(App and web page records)
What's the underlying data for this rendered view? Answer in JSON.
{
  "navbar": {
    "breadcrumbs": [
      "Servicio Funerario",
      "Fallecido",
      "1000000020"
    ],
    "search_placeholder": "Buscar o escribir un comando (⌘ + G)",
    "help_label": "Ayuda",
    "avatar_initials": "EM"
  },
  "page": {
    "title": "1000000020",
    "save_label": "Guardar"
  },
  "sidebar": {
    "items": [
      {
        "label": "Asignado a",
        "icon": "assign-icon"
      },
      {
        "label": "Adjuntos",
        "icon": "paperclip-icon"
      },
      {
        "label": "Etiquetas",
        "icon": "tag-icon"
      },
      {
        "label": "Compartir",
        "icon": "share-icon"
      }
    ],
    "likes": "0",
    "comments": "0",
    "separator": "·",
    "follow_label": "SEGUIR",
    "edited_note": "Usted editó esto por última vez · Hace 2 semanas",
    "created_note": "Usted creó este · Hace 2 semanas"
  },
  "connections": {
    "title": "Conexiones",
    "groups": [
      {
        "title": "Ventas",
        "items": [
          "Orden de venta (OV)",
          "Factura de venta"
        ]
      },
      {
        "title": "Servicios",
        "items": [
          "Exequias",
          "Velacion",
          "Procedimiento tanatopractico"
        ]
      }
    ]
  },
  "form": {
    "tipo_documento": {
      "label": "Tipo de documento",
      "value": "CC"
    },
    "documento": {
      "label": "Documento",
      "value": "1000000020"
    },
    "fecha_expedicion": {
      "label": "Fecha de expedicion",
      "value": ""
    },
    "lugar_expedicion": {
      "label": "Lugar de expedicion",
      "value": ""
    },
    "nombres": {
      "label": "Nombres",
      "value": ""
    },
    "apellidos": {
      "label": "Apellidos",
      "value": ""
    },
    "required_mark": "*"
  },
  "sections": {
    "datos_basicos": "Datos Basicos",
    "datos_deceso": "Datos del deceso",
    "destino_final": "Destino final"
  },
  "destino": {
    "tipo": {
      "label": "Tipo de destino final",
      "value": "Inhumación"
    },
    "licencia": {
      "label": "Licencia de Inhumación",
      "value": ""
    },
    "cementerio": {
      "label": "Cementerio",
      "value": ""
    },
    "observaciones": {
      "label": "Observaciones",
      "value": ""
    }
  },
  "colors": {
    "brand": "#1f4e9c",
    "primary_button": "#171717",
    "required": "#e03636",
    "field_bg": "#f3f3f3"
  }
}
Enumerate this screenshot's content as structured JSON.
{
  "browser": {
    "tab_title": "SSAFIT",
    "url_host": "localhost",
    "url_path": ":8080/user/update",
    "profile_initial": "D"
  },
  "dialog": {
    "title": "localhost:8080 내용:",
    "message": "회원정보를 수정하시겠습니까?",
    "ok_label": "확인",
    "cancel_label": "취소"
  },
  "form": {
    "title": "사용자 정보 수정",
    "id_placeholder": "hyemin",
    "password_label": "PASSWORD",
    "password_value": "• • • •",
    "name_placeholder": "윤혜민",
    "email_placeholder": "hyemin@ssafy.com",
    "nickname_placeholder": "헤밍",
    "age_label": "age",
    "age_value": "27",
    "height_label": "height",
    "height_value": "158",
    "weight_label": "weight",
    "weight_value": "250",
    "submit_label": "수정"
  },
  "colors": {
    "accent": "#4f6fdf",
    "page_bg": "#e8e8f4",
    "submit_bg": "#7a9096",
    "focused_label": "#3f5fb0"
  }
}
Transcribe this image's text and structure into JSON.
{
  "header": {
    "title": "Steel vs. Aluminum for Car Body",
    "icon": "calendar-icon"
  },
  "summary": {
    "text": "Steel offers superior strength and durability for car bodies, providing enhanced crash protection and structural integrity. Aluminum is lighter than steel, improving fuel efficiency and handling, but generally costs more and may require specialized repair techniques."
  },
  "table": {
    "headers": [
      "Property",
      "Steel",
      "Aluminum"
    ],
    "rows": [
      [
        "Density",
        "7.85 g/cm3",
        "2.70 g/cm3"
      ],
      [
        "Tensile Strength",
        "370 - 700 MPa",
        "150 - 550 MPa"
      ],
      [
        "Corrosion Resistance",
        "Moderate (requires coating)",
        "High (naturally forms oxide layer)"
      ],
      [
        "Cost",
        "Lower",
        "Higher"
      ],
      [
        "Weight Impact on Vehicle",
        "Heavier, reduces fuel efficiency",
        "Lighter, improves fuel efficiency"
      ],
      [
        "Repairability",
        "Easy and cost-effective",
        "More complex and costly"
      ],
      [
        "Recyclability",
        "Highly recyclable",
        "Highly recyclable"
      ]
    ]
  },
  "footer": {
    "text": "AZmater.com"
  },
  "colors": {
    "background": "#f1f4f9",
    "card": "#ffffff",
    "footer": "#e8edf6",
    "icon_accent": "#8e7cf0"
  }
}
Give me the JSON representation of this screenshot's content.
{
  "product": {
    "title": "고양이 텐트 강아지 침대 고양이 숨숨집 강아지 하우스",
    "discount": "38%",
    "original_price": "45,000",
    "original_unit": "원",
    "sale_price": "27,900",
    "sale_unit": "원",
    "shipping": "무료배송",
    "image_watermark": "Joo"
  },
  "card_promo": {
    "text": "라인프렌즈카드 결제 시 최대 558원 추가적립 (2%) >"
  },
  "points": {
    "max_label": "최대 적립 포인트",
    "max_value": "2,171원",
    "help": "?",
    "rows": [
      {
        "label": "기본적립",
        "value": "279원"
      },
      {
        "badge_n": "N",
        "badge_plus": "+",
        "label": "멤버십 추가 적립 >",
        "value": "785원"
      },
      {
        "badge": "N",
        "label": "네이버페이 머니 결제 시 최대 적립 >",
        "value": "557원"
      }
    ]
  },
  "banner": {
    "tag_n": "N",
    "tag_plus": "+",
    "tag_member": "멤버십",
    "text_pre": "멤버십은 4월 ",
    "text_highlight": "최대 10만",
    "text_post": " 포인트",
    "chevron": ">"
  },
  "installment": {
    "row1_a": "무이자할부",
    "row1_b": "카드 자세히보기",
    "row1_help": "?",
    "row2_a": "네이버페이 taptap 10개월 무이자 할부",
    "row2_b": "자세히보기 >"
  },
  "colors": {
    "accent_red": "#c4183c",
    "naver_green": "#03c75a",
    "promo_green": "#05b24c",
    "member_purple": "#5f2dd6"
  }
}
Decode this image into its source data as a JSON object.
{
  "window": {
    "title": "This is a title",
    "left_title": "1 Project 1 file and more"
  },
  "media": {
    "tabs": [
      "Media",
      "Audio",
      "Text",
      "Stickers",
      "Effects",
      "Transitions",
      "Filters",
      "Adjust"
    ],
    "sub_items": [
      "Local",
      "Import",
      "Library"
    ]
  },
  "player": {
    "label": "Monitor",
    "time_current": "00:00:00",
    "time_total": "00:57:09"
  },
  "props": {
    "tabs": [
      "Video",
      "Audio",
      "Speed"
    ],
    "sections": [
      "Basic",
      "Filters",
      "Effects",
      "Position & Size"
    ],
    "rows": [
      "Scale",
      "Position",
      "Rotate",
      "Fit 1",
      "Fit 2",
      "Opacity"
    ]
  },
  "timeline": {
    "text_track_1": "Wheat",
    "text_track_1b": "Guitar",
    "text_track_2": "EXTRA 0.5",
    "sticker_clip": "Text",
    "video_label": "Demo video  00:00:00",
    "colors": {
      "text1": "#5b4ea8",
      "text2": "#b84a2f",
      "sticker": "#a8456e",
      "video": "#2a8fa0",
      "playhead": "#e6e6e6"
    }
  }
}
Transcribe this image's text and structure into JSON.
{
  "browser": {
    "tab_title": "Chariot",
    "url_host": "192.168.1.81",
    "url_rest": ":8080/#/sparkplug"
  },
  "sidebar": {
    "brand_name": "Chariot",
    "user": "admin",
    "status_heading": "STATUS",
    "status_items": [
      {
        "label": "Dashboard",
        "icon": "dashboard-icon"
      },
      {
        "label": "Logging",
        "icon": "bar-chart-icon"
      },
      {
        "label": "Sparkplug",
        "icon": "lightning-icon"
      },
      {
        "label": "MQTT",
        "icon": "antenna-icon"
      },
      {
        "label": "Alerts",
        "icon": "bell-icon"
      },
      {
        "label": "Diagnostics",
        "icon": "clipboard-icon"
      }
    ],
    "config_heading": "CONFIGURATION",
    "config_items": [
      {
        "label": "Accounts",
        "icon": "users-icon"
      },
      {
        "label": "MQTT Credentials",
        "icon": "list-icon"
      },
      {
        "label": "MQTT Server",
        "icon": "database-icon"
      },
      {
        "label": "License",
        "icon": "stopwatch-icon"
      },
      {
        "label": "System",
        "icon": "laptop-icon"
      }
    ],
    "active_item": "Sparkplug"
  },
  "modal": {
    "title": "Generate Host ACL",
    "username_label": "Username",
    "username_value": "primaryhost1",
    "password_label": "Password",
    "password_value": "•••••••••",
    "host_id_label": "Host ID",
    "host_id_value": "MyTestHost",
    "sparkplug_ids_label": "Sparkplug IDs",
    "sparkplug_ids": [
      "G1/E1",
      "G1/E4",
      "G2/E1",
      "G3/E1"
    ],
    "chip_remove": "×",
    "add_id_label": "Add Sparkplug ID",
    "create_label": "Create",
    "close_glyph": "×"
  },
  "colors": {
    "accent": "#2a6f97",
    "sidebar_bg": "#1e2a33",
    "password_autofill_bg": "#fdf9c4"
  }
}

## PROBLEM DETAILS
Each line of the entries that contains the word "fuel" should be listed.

## EXERCISE SOLUTION
    "text": "Steel offers superior strength and durability for car bodies, providing enhanced crash protection and structural integrity. Aluminum is lighter than steel, improving fuel efficiency and handling, but generally costs more and may require specialized repair techniques."
        "Heavier, reduces fuel efficiency",
        "Lighter, improves fuel efficiency"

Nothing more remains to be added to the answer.